"I think the [Senate] subcommittee needs to take a step back and to start with first principles before determining exactly how the immigration functions performed by the government should best be organized," Abraham said.
Abraham has not endorsed any proposal and will most likely introduce his own plan early next year, an aide said. Future Senate hearings are planned to examine the agency's enforcement function.
During the Senate hearing, which focused on the agency's record of customer service for immigrants, INS Commissioner Doris Meissner outlined her agency's proposal to divide its now- combined service and enforcement operations into separate "chains of command" that would be coordinated at the top of the INS.
"The issue of customer service has not gotten as much attention as it deserves," Meissner said.
Meissner acknowledged her agency's great backlog in cases and cited "an avalanche of applications" that followed a new law implemented in 1995, which allowed people to adjust their status through INS rather than through State Department consulates.
She said overhauling the naturalization process has made the delays worse, but said the INS has made progress with new fingerprinting centers, phone centers and other improvements.

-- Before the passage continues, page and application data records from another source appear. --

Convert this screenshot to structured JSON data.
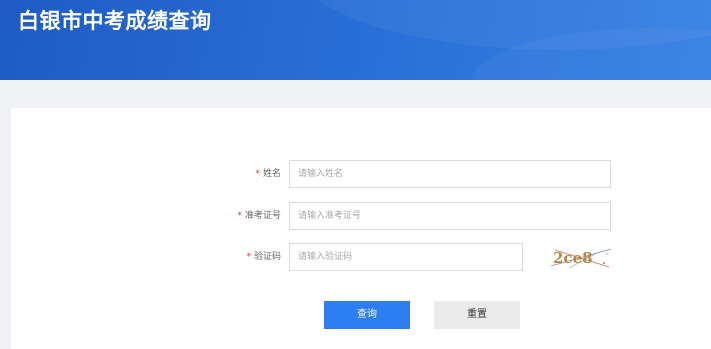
{
  "header": {
    "title": "白银市中考成绩查询"
  },
  "form": {
    "required_mark": "*",
    "name": {
      "label": "姓名",
      "placeholder": "请输入姓名",
      "value": ""
    },
    "ticket": {
      "label": "准考证号",
      "placeholder": "请输入准考证号",
      "value": ""
    },
    "captcha": {
      "label": "验证码",
      "placeholder": "请输入验证码",
      "value": "",
      "image_text": "2ce8"
    }
  },
  "buttons": {
    "query_label": "查询",
    "reset_label": "重置"
  },
  "colors": {
    "header_bg": "#2569d2",
    "primary_button": "#2d7ef0",
    "required_star": "#e8342f"
  }
}
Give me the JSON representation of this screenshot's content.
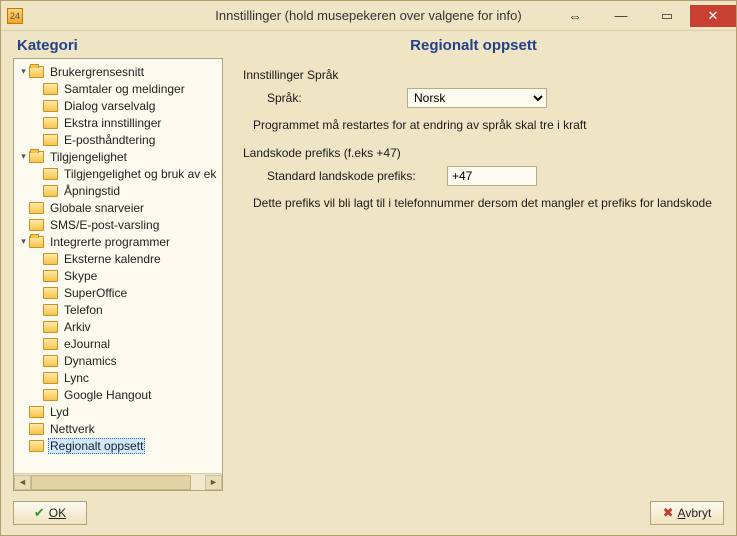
{
  "window": {
    "title": "Innstillinger (hold musepekeren over valgene for info)",
    "icon_text": "24"
  },
  "headers": {
    "left": "Kategori",
    "right": "Regionalt oppsett"
  },
  "tree": {
    "items": [
      {
        "level": 0,
        "expand": "▾",
        "open": true,
        "label": "Brukergrensesnitt"
      },
      {
        "level": 1,
        "expand": "",
        "open": false,
        "label": "Samtaler og meldinger"
      },
      {
        "level": 1,
        "expand": "",
        "open": false,
        "label": "Dialog varselvalg"
      },
      {
        "level": 1,
        "expand": "",
        "open": false,
        "label": "Ekstra innstillinger"
      },
      {
        "level": 1,
        "expand": "",
        "open": false,
        "label": "E-posthåndtering"
      },
      {
        "level": 0,
        "expand": "▾",
        "open": true,
        "label": "Tilgjengelighet"
      },
      {
        "level": 1,
        "expand": "",
        "open": false,
        "label": "Tilgjengelighet og bruk av ek"
      },
      {
        "level": 1,
        "expand": "",
        "open": false,
        "label": "Åpningstid"
      },
      {
        "level": 0,
        "expand": "",
        "open": false,
        "label": "Globale snarveier",
        "notwisty": true
      },
      {
        "level": 0,
        "expand": "",
        "open": false,
        "label": "SMS/E-post-varsling",
        "notwisty": true
      },
      {
        "level": 0,
        "expand": "▾",
        "open": true,
        "label": "Integrerte programmer"
      },
      {
        "level": 1,
        "expand": "",
        "open": false,
        "label": "Eksterne kalendre"
      },
      {
        "level": 1,
        "expand": "",
        "open": false,
        "label": "Skype"
      },
      {
        "level": 1,
        "expand": "",
        "open": false,
        "label": "SuperOffice"
      },
      {
        "level": 1,
        "expand": "",
        "open": false,
        "label": "Telefon"
      },
      {
        "level": 1,
        "expand": "",
        "open": false,
        "label": "Arkiv"
      },
      {
        "level": 1,
        "expand": "",
        "open": false,
        "label": "eJournal"
      },
      {
        "level": 1,
        "expand": "",
        "open": false,
        "label": "Dynamics"
      },
      {
        "level": 1,
        "expand": "",
        "open": false,
        "label": "Lync"
      },
      {
        "level": 1,
        "expand": "",
        "open": false,
        "label": "Google Hangout"
      },
      {
        "level": 0,
        "expand": "",
        "open": false,
        "label": "Lyd",
        "notwisty": true
      },
      {
        "level": 0,
        "expand": "",
        "open": false,
        "label": "Nettverk",
        "notwisty": true
      },
      {
        "level": 0,
        "expand": "",
        "open": false,
        "label": "Regionalt oppsett",
        "notwisty": true,
        "selected": true
      }
    ]
  },
  "panel": {
    "lang_section": "Innstillinger Språk",
    "lang_label": "Språk:",
    "lang_value": "Norsk",
    "lang_hint": "Programmet må restartes for at endring av språk skal tre i kraft",
    "prefix_section": "Landskode prefiks (f.eks +47)",
    "prefix_label": "Standard landskode prefiks:",
    "prefix_value": "+47",
    "prefix_hint": "Dette prefiks vil bli lagt til i telefonnummer dersom det mangler et prefiks for landskode"
  },
  "buttons": {
    "ok": "OK",
    "cancel": "Avbryt"
  }
}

However, she added that the INS' service function continues to operate understaffed and underfunded.
The INS restructuring proposal would replace regional and district INS offices with local offices charged with a singular purpose.
In addition to the INS plan, House Judiciary Immigration and Claims Subcommittee Chairman Lamar Smith, R-Texas, also is considering separate and more far-reaching proposals sponsored by Reps. Harold Rogers, R-Ky., and Silvestre Reyes, D-Texas.

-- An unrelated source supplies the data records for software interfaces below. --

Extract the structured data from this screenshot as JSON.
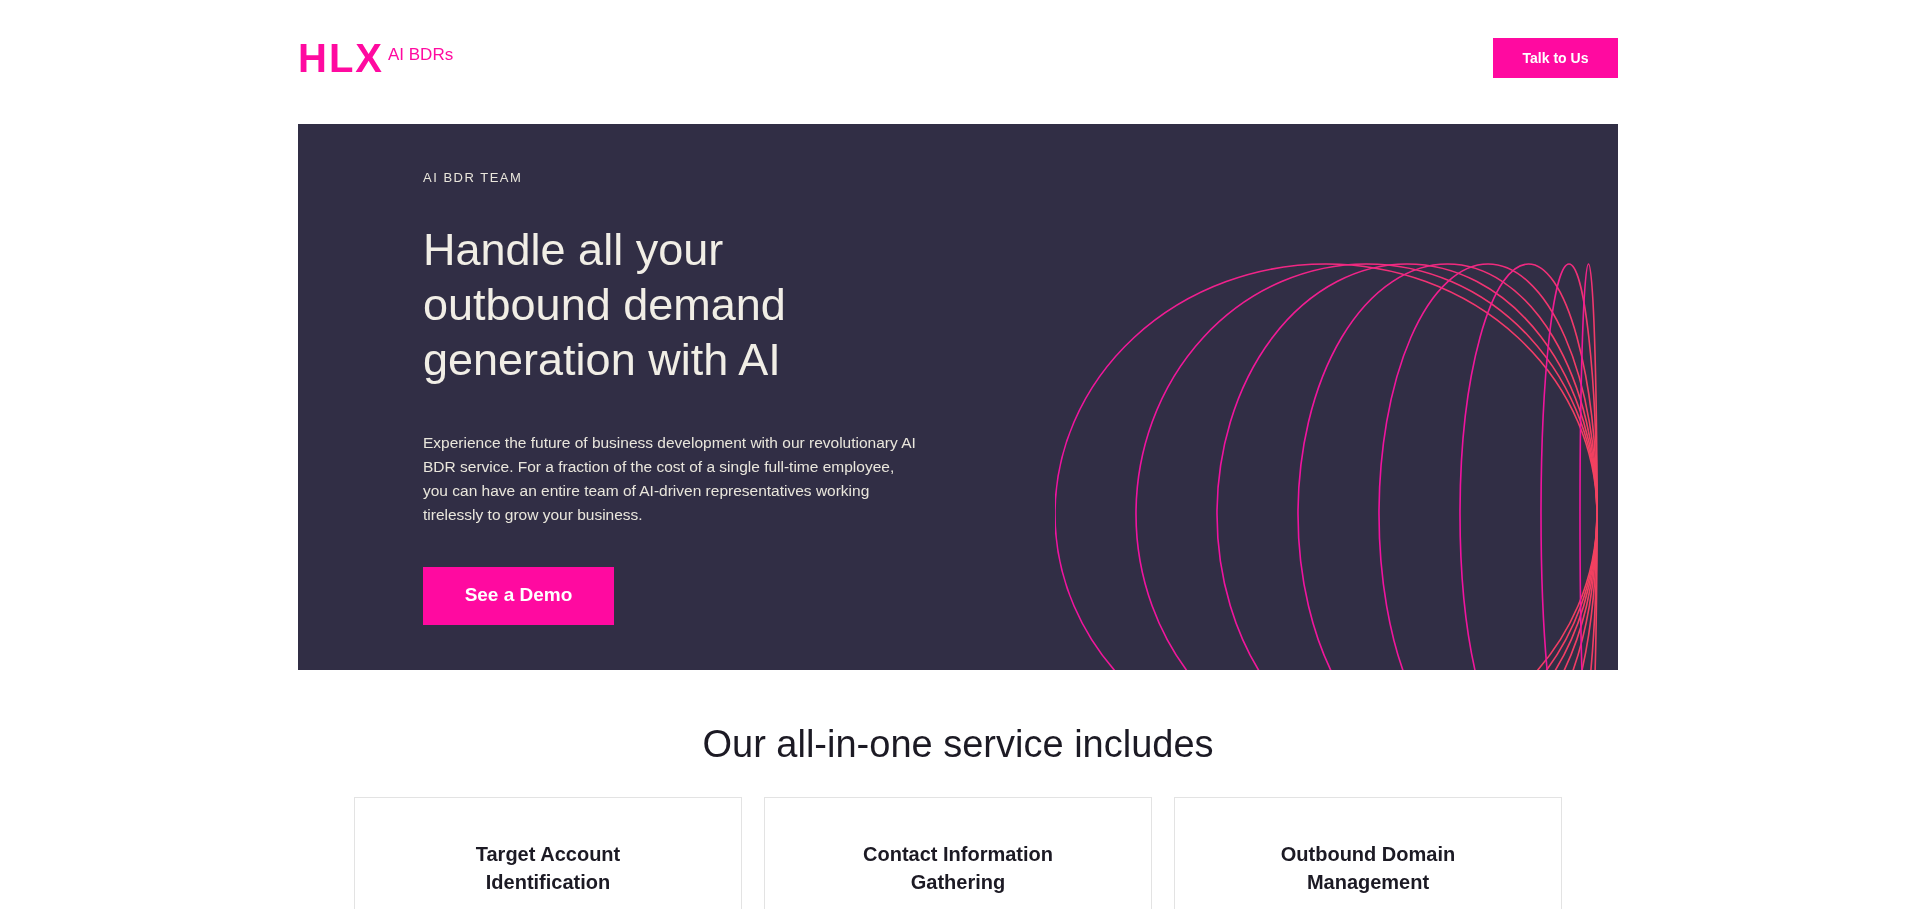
{
  "header": {
    "logo": "HLX",
    "tagline": "AI BDRs",
    "cta": "Talk to Us"
  },
  "hero": {
    "eyebrow": "AI BDR TEAM",
    "heading": "Handle all your outbound demand generation with AI",
    "body": "Experience the future of business development with our revolutionary AI BDR service. For a fraction of the cost of a single full-time employee, you can have an entire team of AI-driven representatives working tirelessly to grow your business.",
    "button": "See a Demo"
  },
  "services": {
    "title": "Our all-in-one service includes",
    "cards": [
      {
        "title": "Target Account Identification"
      },
      {
        "title": "Contact Information Gathering"
      },
      {
        "title": "Outbound Domain Management"
      }
    ]
  }
}
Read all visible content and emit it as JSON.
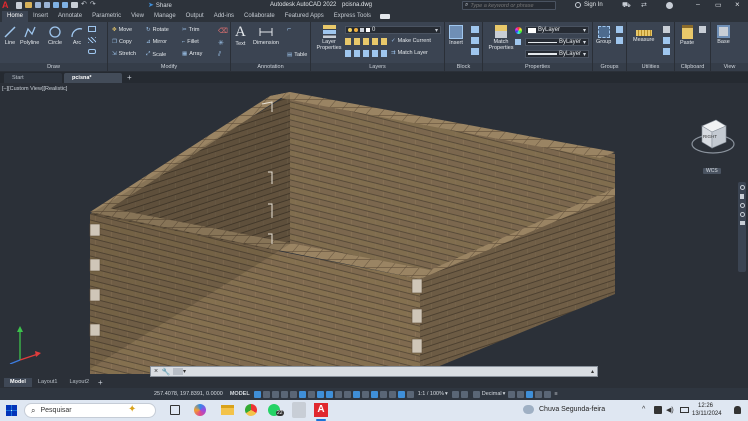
{
  "title_bar": {
    "app_title": "Autodesk AutoCAD 2022",
    "file_name": "pcisna.dwg",
    "search_placeholder": "Type a keyword or phrase",
    "sign_in": "Sign In"
  },
  "ribbon_tabs": [
    "Home",
    "Insert",
    "Annotate",
    "Parametric",
    "View",
    "Manage",
    "Output",
    "Add-ins",
    "Collaborate",
    "Featured Apps",
    "Express Tools"
  ],
  "active_ribbon_tab": "Home",
  "share_label": "Share",
  "panels": {
    "draw": {
      "title": "Draw",
      "line": "Line",
      "polyline": "Polyline",
      "circle": "Circle",
      "arc": "Arc"
    },
    "modify": {
      "title": "Modify",
      "move": "Move",
      "rotate": "Rotate",
      "trim": "Trim",
      "copy": "Copy",
      "mirror": "Mirror",
      "fillet": "Fillet",
      "stretch": "Stretch",
      "scale": "Scale",
      "array": "Array"
    },
    "annotation": {
      "title": "Annotation",
      "text": "Text",
      "dimension": "Dimension",
      "table": "Table"
    },
    "layers": {
      "title": "Layers",
      "layer_properties": "Layer Properties",
      "current_layer": "0",
      "make_current": "Make Current",
      "match_layer": "Match Layer"
    },
    "block": {
      "title": "Block",
      "insert": "Insert"
    },
    "properties": {
      "title": "Properties",
      "match_properties": "Match Properties",
      "color": "ByLayer",
      "linetype": "ByLayer",
      "lineweight": "ByLayer"
    },
    "groups": {
      "title": "Groups",
      "group": "Group"
    },
    "utilities": {
      "title": "Utilities",
      "measure": "Measure"
    },
    "clipboard": {
      "title": "Clipboard",
      "paste": "Paste"
    },
    "view": {
      "title": "View",
      "base": "Base"
    }
  },
  "doc_tabs": [
    "Start",
    "pcisna*"
  ],
  "active_doc_tab": "pcisna*",
  "viewport": {
    "view_label": "[–][Custom View][Realistic]",
    "viewcube_face": "RIGHT",
    "wcs_label": "WCS"
  },
  "command_line": {
    "placeholder": ""
  },
  "layout_tabs": [
    "Model",
    "Layout1",
    "Layout2"
  ],
  "active_layout_tab": "Model",
  "status_bar": {
    "coordinates": "257.4078, 197.8391, 0.0000",
    "model_label": "MODEL",
    "scale": "1:1 / 100%",
    "units": "Decimal"
  },
  "taskbar": {
    "search_placeholder": "Pesquisar",
    "weather": "Chuva Segunda-feira",
    "time": "12:26",
    "date": "13/11/2024",
    "whatsapp_badge": "22"
  },
  "colors": {
    "brick": "#8a7356",
    "brick_dark": "#5e4d38",
    "mortar": "#4a3e2f",
    "viewport_bg": "#2b3038",
    "ribbon_bg": "#3b4452",
    "accent": "#3f8fd8"
  }
}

On Thursday, Smith's subcommittee by a party-line 5-2 vote approved $82 million in additional funds to help the INS clear its backlog of processing in applications, while also requiring the INS to verify the good moral character of applicants.